Posterior tibial tendinopathy is a tendon injury that causes pain and inflammation and limits movement. The tendon affected in this pathology is found in the posterior tibia, which is fundamental in the functioning of the ankle and foot.
The posterior tibia is an elongated muscle of the leg, located at the level of the leg. The muscle is inserted on the tibia, fibula and interosseous membrane (which connects both bones) inside.
This muscle continues its way in the form of a tendon, passing behind the tibial ankle, which is the inside of the ankle. Then it enters the scaphoid or navicular bone, which is the upper part of the arch of the foot.
It is also inserted into the wedge-shaped bones and the three central metatarsals, the bones in the front of the foot. As you can see, the muscle and tendon occupy a large part of the leg and ankle. Therefore, their proper functioning is crucial.
What is posterior tibial tendinopathy?
As we have already pointed out, posterior tibial tendinopathy is a lesion of the tendon of the same name. The word tendinopathy is a general term used to refer to both tendinitis and tendinosis. Therefore, when we talk about posterior tibial tendinopathy, we are referring to both types of lesions.

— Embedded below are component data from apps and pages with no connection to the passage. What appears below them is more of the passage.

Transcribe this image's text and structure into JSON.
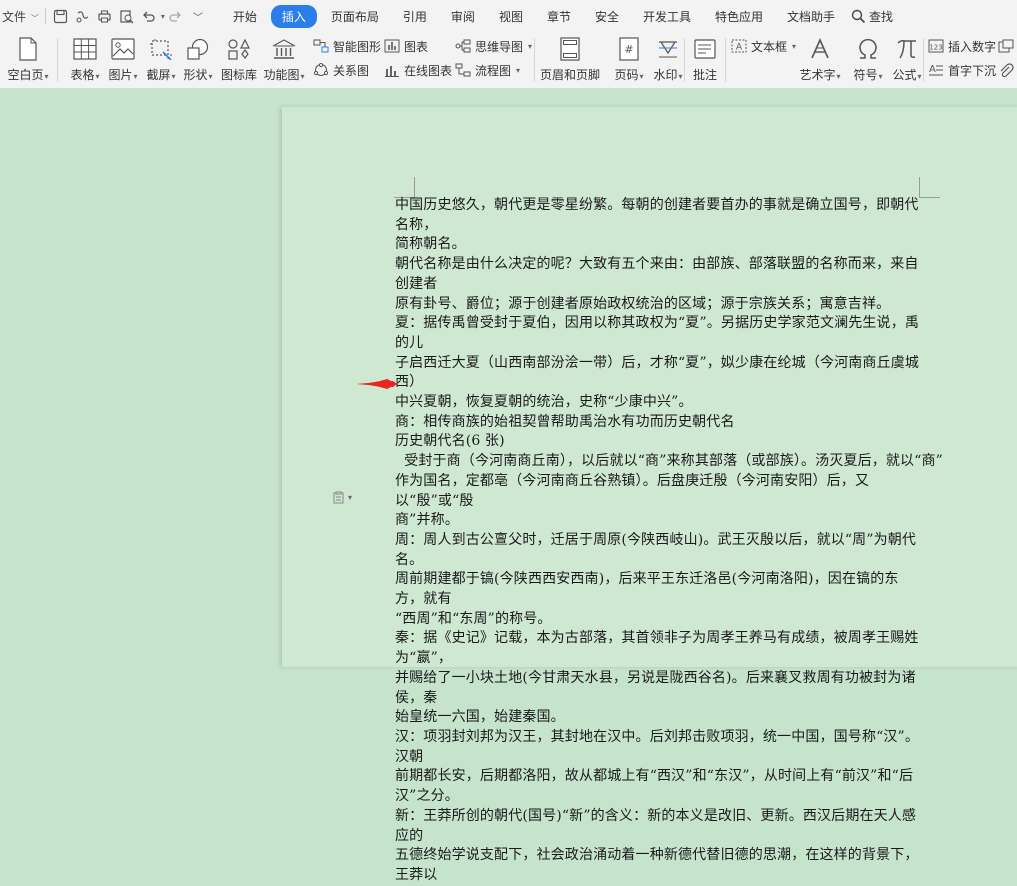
{
  "menubar": {
    "file_label": "文件",
    "quick_access": [
      "保存",
      "导出",
      "打印",
      "打印预览",
      "撤销",
      "恢复",
      "更多"
    ],
    "tabs": [
      "开始",
      "插入",
      "页面布局",
      "引用",
      "审阅",
      "视图",
      "章节",
      "安全",
      "开发工具",
      "特色应用",
      "文档助手"
    ],
    "active_tab": "插入",
    "search_label": "查找"
  },
  "ribbon": {
    "blank_page": "空白页",
    "table": "表格",
    "picture": "图片",
    "screenshot": "截屏",
    "shape": "形状",
    "icon_lib": "图标库",
    "function_chart": "功能图",
    "smart_art": "智能图形",
    "chart": "图表",
    "mind_map": "思维导图",
    "relation_chart": "关系图",
    "online_chart": "在线图表",
    "flowchart": "流程图",
    "header_footer": "页眉和页脚",
    "page_number": "页码",
    "watermark": "水印",
    "comment": "批注",
    "textbox": "文本框",
    "art_text": "艺术字",
    "symbol": "符号",
    "formula": "公式",
    "insert_number": "插入数字",
    "drop_cap": "首字下沉"
  },
  "document": {
    "lines": [
      "中国历史悠久，朝代更是零星纷繁。每朝的创建者要首办的事就是确立国号，即朝代名称，",
      "简称朝名。",
      "朝代名称是由什么决定的呢？大致有五个来由：由部族、部落联盟的名称而来，来自创建者",
      "原有卦号、爵位；源于创建者原始政权统治的区域；源于宗族关系；寓意吉祥。",
      "夏：据传禹曾受封于夏伯，因用以称其政权为“夏”。另据历史学家范文澜先生说，禹的儿",
      "子启西迁大夏（山西南部汾浍一带）后，才称“夏”，姒少康在纶城（今河南商丘虞城西）",
      "中兴夏朝，恢复夏朝的统治，史称“少康中兴”。",
      "商：相传商族的始祖契曾帮助禹治水有功而历史朝代名",
      "历史朝代名(6 张)",
      "  受封于商（今河南商丘南），以后就以“商”来称其部落（或部族）。汤灭夏后，就以“商”",
      "作为国名，定都亳（今河南商丘谷熟镇）。后盘庚迁殷（今河南安阳）后，又以“殷”或“殷",
      "商”并称。",
      "周：周人到古公亶父时，迁居于周原(今陕西岐山)。武王灭殷以后，就以“周”为朝代名。",
      "周前期建都于镐(今陕西西安西南)，后来平王东迁洛邑(今河南洛阳)，因在镐的东方，就有",
      "“西周”和“东周”的称号。",
      "秦：据《史记》记载，本为古部落，其首领非子为周孝王养马有成绩，被周孝王赐姓为“嬴”，",
      "并赐给了一小块土地(今甘肃天水县，另说是陇西谷名)。后来襄叉救周有功被封为诸侯，秦",
      "始皇统一六国，始建秦国。",
      "汉：项羽封刘邦为汉王，其封地在汉中。后刘邦击败项羽，统一中国，国号称“汉”。汉朝",
      "前期都长安，后期都洛阳，故从都城上有“西汉”和“东汉”，从时间上有“前汉”和“后",
      "汉”之分。",
      "新：王莽所创的朝代(国号)“新”的含义：新的本义是改旧、更新。西汉后期在天人感应的",
      "五德终始学说支配下，社会政治涌动着一种新德代替旧德的思潮，在这样的背景下，王莽以"
    ]
  },
  "colors": {
    "accent": "#2b7de9",
    "workspace": "#c6e4cc",
    "page": "#cfe8d2",
    "arrow": "#e8261f"
  }
}
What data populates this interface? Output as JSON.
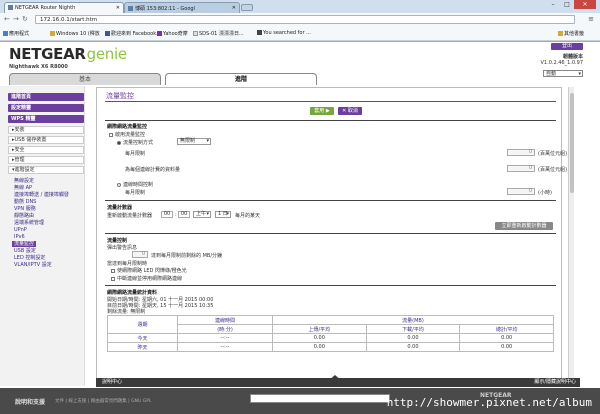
{
  "browser": {
    "tabs": [
      {
        "label": "NETGEAR Router Nighth"
      },
      {
        "label": "博碩 153:802:11 - Googl"
      }
    ],
    "url": "172.16.0.1/start.htm",
    "bookmarks": [
      {
        "label": "應用程式"
      },
      {
        "label": "Windows 10 (釋放"
      },
      {
        "label": "歡迎來到 Facebook..."
      },
      {
        "label": "Yahoo奇摩"
      },
      {
        "label": "SDS-01 漂漂漂日..."
      },
      {
        "label": "You searched for ..."
      },
      {
        "label": "其他書籤"
      }
    ]
  },
  "header": {
    "brand": "NETGEAR",
    "product": "genie",
    "model": "Nighthawk X6 R8000",
    "logout_label": "登出",
    "fw_title": "韌體版本",
    "fw_version": "V1.0.2.46_1.0.97",
    "language": "自動",
    "tabs": [
      {
        "label": "基本"
      },
      {
        "label": "進階"
      }
    ]
  },
  "sidebar": {
    "home": "進階首頁",
    "wizard": "設定精靈",
    "wps": "WPS 精靈",
    "sub_items": [
      {
        "label": "▸安裝"
      },
      {
        "label": "▸USB 儲存裝置"
      },
      {
        "label": "▸安全"
      },
      {
        "label": "▸管理"
      },
      {
        "label": "▾進階設定"
      }
    ],
    "links": [
      {
        "label": "無線設定"
      },
      {
        "label": "無線 AP"
      },
      {
        "label": "連接埠轉送 / 連接埠觸發"
      },
      {
        "label": "動態 DNS"
      },
      {
        "label": "VPN 服務"
      },
      {
        "label": "靜態路由"
      },
      {
        "label": "遠端系統管理"
      },
      {
        "label": "UPnP"
      },
      {
        "label": "IPv6"
      },
      {
        "label": "流量監控"
      },
      {
        "label": "USB 設定"
      },
      {
        "label": "LED 控制設定"
      },
      {
        "label": "VLAN/IPTV 設定"
      }
    ]
  },
  "page": {
    "title": "流量監控",
    "apply_label": "套用 ▶",
    "cancel_label": "✕ 取消",
    "meter": {
      "section": "網際網路流量監控",
      "enable": "啟用流量監控",
      "limit_volume": "流量控制方式",
      "limit_select": "無限制",
      "monthly_limit": "每月限制",
      "monthly_limit_value": "0",
      "monthly_limit_unit": "(百萬位元組)",
      "round_up": "為每個連線計費的資料量",
      "round_up_value": "0",
      "round_up_unit": "(百萬位元組)",
      "connection_time": "連線時間控制",
      "time_limit": "每月限制",
      "time_limit_value": "0",
      "time_limit_unit": "(小時)"
    },
    "counter": {
      "section": "流量計數器",
      "restart": "重新啟動流量計數器",
      "hour": "00",
      "minute": "00",
      "ampm": "上午",
      "day": "1 日",
      "day_suffix": "每月的某天",
      "restart_now": "立即重新啟動計數器"
    },
    "control": {
      "section": "流量控制",
      "popup_before": "彈出警告訊息",
      "popup_value": "0",
      "popup_text": "達到每月限制前剩餘的 MB/分鐘",
      "when_reached": "當達到每月限制時",
      "led": "使網際網路 LED 閃爍綠/橙色光",
      "disconnect": "中斷連線並停用網際網路連線"
    },
    "stats": {
      "section": "網際網路流量統計資料",
      "start_date": "開始日期/時間: 星期六, 01 十一月 2015 00:00",
      "current_date": "目前日期/時間: 星期天, 15 十一月 2015 10:35",
      "remaining": "剩餘流量: 無限制",
      "col_period": "週期",
      "col_conn_time": "連線時間",
      "col_conn_unit": "(時:分)",
      "col_volume": "流量(MB)",
      "col_upload": "上傳/平均",
      "col_download": "下載/平均",
      "col_total": "總計/平均",
      "rows": [
        {
          "period": "今天",
          "time": "--:--",
          "up": "0.00",
          "down": "0.00",
          "total": "0.00"
        },
        {
          "period": "昨天",
          "time": "--:--",
          "up": "0.00",
          "down": "0.00",
          "total": "0.00"
        }
      ]
    }
  },
  "helpbar": {
    "left": "說明中心",
    "right": "顯示/隱藏說明中心"
  },
  "footer": {
    "help": "說明和支援",
    "links": "文件 | 線上支援 | 路由器常見問題集 | GNU GPL",
    "brand": "NETGEAR",
    "watermark": "http://showmer.pixnet.net/album"
  }
}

Tendinitis involves swelling of the tendon, while tendinosis refers to a degenerative process. However, many researchers believe that the term tendinitis is inaccurate in this case and that tendinopathy is a more appropriate term.
Posterior tibial tendinopathy causes significant limitations in the movement of the foot and ankle. This is because the posterior tibia performs important functions, such as:

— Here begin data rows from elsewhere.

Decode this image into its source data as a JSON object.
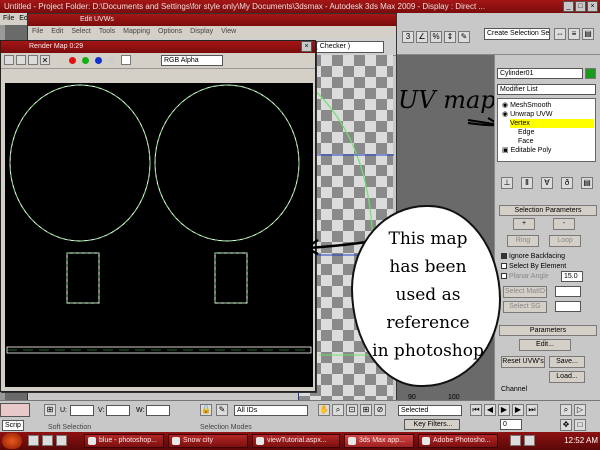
{
  "titlebar": {
    "text": "Untitled  - Project Folder: D:\\Documents and Settings\\for style only\\My Documents\\3dsmax  - Autodesk 3ds Max  2009    - Display : Direct ..."
  },
  "menubar": {
    "items": [
      "File",
      "Edit"
    ]
  },
  "uv_editor": {
    "title": "Edit UVWs",
    "menu": [
      "File",
      "Edit",
      "Select",
      "Tools",
      "Mapping",
      "Options",
      "Display",
      "View"
    ],
    "pattern_select": "Pattern ( Checker )"
  },
  "render_map": {
    "title": "Render Map 0:29",
    "channel_select": "RGB Alpha",
    "colors": {
      "red": "#e01010",
      "green": "#10b010",
      "blue": "#1030d0",
      "grey": "#cccccc"
    }
  },
  "toolbar": {
    "selection_set": "Create Selection Set",
    "view_select": "View"
  },
  "command_panel": {
    "object_name": "Cylinder01",
    "modifier_list": "Modifier List",
    "stack": [
      "MeshSmooth",
      "Unwrap UVW",
      "Vertex",
      "Edge",
      "Face",
      "Editable Poly"
    ],
    "selection_parameters": "Selection Parameters",
    "plus": "+",
    "minus": "-",
    "ring": "Ring",
    "loop": "Loop",
    "ignore_backfacing": "Ignore Backfacing",
    "select_by_element": "Select By Element",
    "planar_angle": "Planar Angle",
    "planar_angle_value": "15.0",
    "select_matid": "Select MatID",
    "select_sg": "Select SG",
    "parameters": "Parameters",
    "edit_button": "Edit...",
    "reset_uvws": "Reset UVW's",
    "save": "Save...",
    "load": "Load...",
    "channel": "Channel"
  },
  "uv_bottom": {
    "u_label": "U:",
    "v_label": "V:",
    "w_label": "W:",
    "ids_select": "All IDs",
    "soft_selection": "Soft Selection",
    "selection_modes": "Selection Modes"
  },
  "status": {
    "scrip": "Scrip",
    "selected": "Selected",
    "key_filters": "Key Filters...",
    "frame_value": "0",
    "timeline_tick": "90",
    "timeline_tick_2": "100"
  },
  "taskbar": {
    "tasks": [
      "blue - photoshop...",
      "Snow city",
      "viewTutorial.aspx...",
      "3ds Max app...",
      "Adobe Photosho..."
    ],
    "clock": "12:52 AM"
  },
  "annotation": {
    "uv_map_label": "UV map",
    "bubble_lines": [
      "This map",
      "has been",
      "used as",
      "reference",
      "in photoshop"
    ]
  }
}
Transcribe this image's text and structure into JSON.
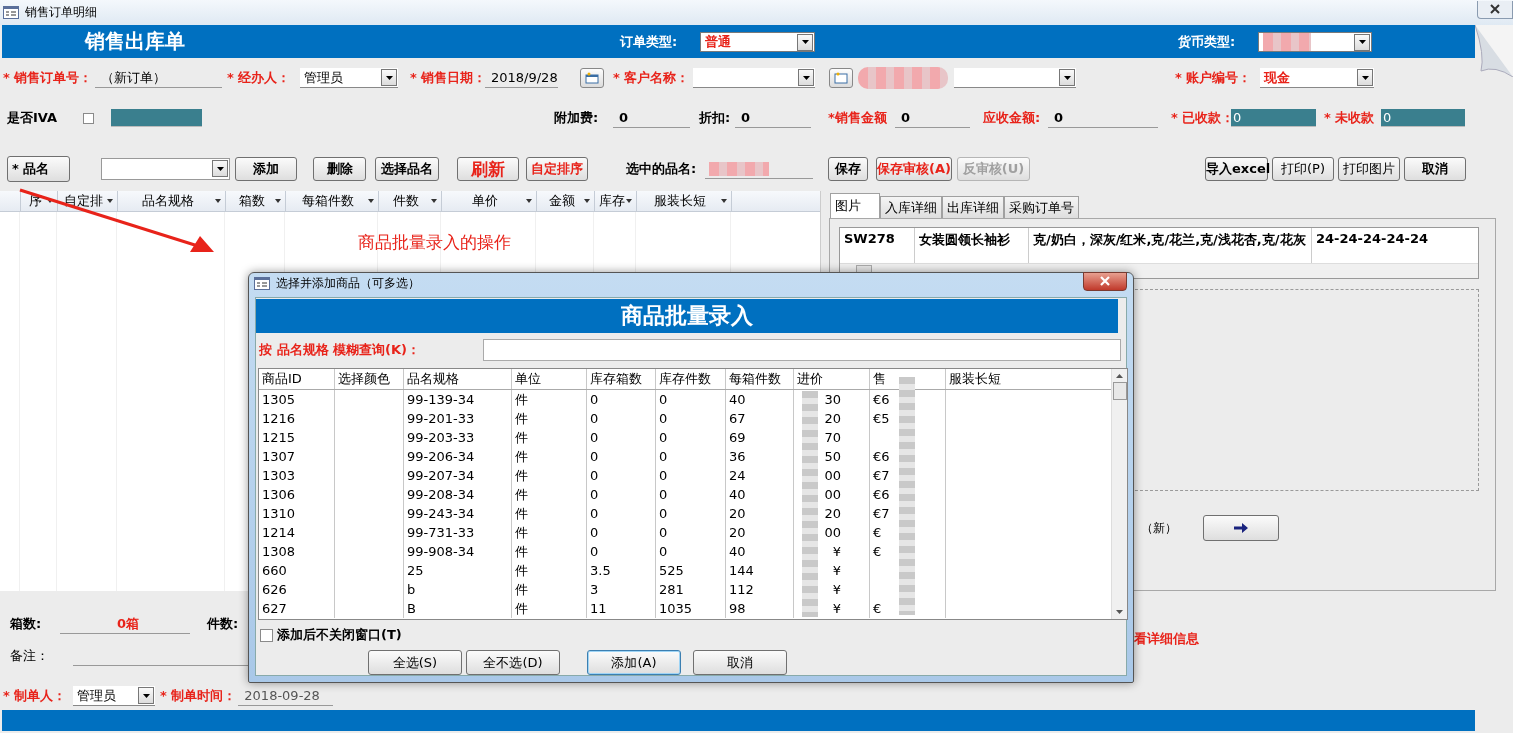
{
  "window": {
    "title": "销售订单明细"
  },
  "header": {
    "title": "销售出库单",
    "order_type": {
      "label": "订单类型:",
      "value": "普通"
    },
    "currency": {
      "label": "货币类型:"
    }
  },
  "order": {
    "order_no": {
      "label": "* 销售订单号：",
      "value": "（新订单）"
    },
    "handler": {
      "label": "* 经办人：",
      "value": "管理员"
    },
    "date": {
      "label": "* 销售日期：",
      "value": "2018/9/28"
    },
    "customer": {
      "label": "* 客户名称："
    },
    "account": {
      "label": "* 账户编号：",
      "value": "现金"
    }
  },
  "amounts": {
    "iva": {
      "label": "是否IVA",
      "checked": false
    },
    "surcharge": {
      "label": "附加费:",
      "value": "0"
    },
    "discount": {
      "label": "折扣:",
      "value": "0"
    },
    "sales": {
      "label": "*销售金额",
      "value": "0"
    },
    "receivable": {
      "label": "应收金额:",
      "value": "0"
    },
    "received": {
      "label": "* 已收款：",
      "value": "0"
    },
    "unpaid": {
      "label": "* 未收款",
      "value": "0"
    }
  },
  "item_bar": {
    "label": "* 品名",
    "buttons": [
      {
        "label": "添加",
        "kind": "plain"
      },
      {
        "label": "删除",
        "kind": "plain"
      },
      {
        "label": "选择品名",
        "kind": "plain"
      },
      {
        "label": "刷新",
        "kind": "large"
      },
      {
        "label": "自定排序",
        "kind": "red"
      }
    ],
    "selected_label": "选中的品名:"
  },
  "save_buttons": [
    {
      "label": "保存",
      "kind": "plain",
      "disabled": false
    },
    {
      "label": "保存审核(A)",
      "kind": "red",
      "disabled": false
    },
    {
      "label": "反审核(U)",
      "kind": "plain",
      "disabled": true
    }
  ],
  "output_buttons": [
    {
      "label": "导入excel",
      "kind": "bold"
    },
    {
      "label": "打印(P)",
      "kind": "plain"
    },
    {
      "label": "打印图片",
      "kind": "plain"
    },
    {
      "label": "取消",
      "kind": "bold"
    }
  ],
  "grid": {
    "columns": [
      "序",
      "自定排",
      "品名规格",
      "箱数",
      "每箱件数",
      "件数",
      "单价",
      "金额",
      "库存",
      "服装长短"
    ]
  },
  "annotation": "商品批量录入的操作",
  "tabs": [
    {
      "label": "图片",
      "selected": true
    },
    {
      "label": "入库详细",
      "selected": false
    },
    {
      "label": "出库详细",
      "selected": false
    },
    {
      "label": "采购订单号",
      "selected": false
    }
  ],
  "detail_row": [
    "SW278",
    "女装圆领长袖衫",
    "克/奶白，深灰/红米,克/花兰,克/浅花杏,克/花灰",
    "24-24-24-24-24"
  ],
  "new_label": "（新）",
  "hint": "看详细信息",
  "footer": {
    "boxes": {
      "label": "箱数:",
      "value": "0箱"
    },
    "pieces": {
      "label": "件数:"
    },
    "note": {
      "label": "备注："
    },
    "maker": {
      "label": "* 制单人：",
      "value": "管理员"
    },
    "made_time": {
      "label": "* 制单时间：",
      "value": "2018-09-28"
    }
  },
  "dialog": {
    "title": "选择并添加商品（可多选）",
    "heading": "商品批量录入",
    "search_label": "按 品名规格 模糊查询(K)：",
    "columns": [
      "商品ID",
      "选择颜色",
      "品名规格",
      "单位",
      "库存箱数",
      "库存件数",
      "每箱件数",
      "进价",
      "售",
      "服装长短"
    ],
    "rows": [
      [
        "1305",
        null,
        "99-139-34",
        "件",
        "0",
        "0",
        "40",
        "30",
        "€6"
      ],
      [
        "1216",
        null,
        "99-201-33",
        "件",
        "0",
        "0",
        "67",
        "20",
        "€5"
      ],
      [
        "1215",
        null,
        "99-203-33",
        "件",
        "0",
        "0",
        "69",
        "70",
        null
      ],
      [
        "1307",
        null,
        "99-206-34",
        "件",
        "0",
        "0",
        "36",
        "50",
        "€6"
      ],
      [
        "1303",
        null,
        "99-207-34",
        "件",
        "0",
        "0",
        "24",
        "00",
        "€7"
      ],
      [
        "1306",
        null,
        "99-208-34",
        "件",
        "0",
        "0",
        "40",
        "00",
        "€6"
      ],
      [
        "1310",
        null,
        "99-243-34",
        "件",
        "0",
        "0",
        "20",
        "20",
        "€7"
      ],
      [
        "1214",
        null,
        "99-731-33",
        "件",
        "0",
        "0",
        "20",
        "00",
        "€"
      ],
      [
        "1308",
        null,
        "99-908-34",
        "件",
        "0",
        "0",
        "40",
        "¥",
        "€"
      ],
      [
        "660",
        null,
        "25",
        "件",
        "3.5",
        "525",
        "144",
        "¥",
        null
      ],
      [
        "626",
        null,
        "b",
        "件",
        "3",
        "281",
        "112",
        "¥",
        null
      ],
      [
        "627",
        null,
        "B",
        "件",
        "11",
        "1035",
        "98",
        "¥",
        "€"
      ]
    ],
    "keep_open": {
      "label": "添加后不关闭窗口(T)",
      "checked": false
    },
    "buttons": [
      {
        "label": "全选(S)",
        "focused": false
      },
      {
        "label": "全不选(D)",
        "focused": false
      },
      {
        "label": "添加(A)",
        "focused": true
      },
      {
        "label": "取消",
        "focused": false
      }
    ]
  }
}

Causes of tendinopathy
Posterior tibial tendinopathy is an injury that occurs as a result of excessive use of the ankle and mainly affects runners and people who walk a lot. It occurs due to anatomical and / or biomechanical factors.
Among the anatomical and biomechanical factors that lead to posterior tibial tendinopathy is excessive pronation. This is the normal inward rotation of the foot that occurs when we walk. Often, excessive pronation is the result of flat feet. This condition unjustifiably stresses the tendon.
Another anatomical factor is being overweight or having a high body mass index (BMI). Previous inflammatory diseases, neurological disorders or degenerative changes in the joints also play an important role in the development of the disease. Posterior tibial tendinopathy is more common in women over 40 years of age.
In terms of improper practices, the main causes are the use of uncomfortable footwear, excessive wear and poor walking or running techniques. Muscle weakness and lack of flexibility of the ankle muscles can influence the evolution of the disease.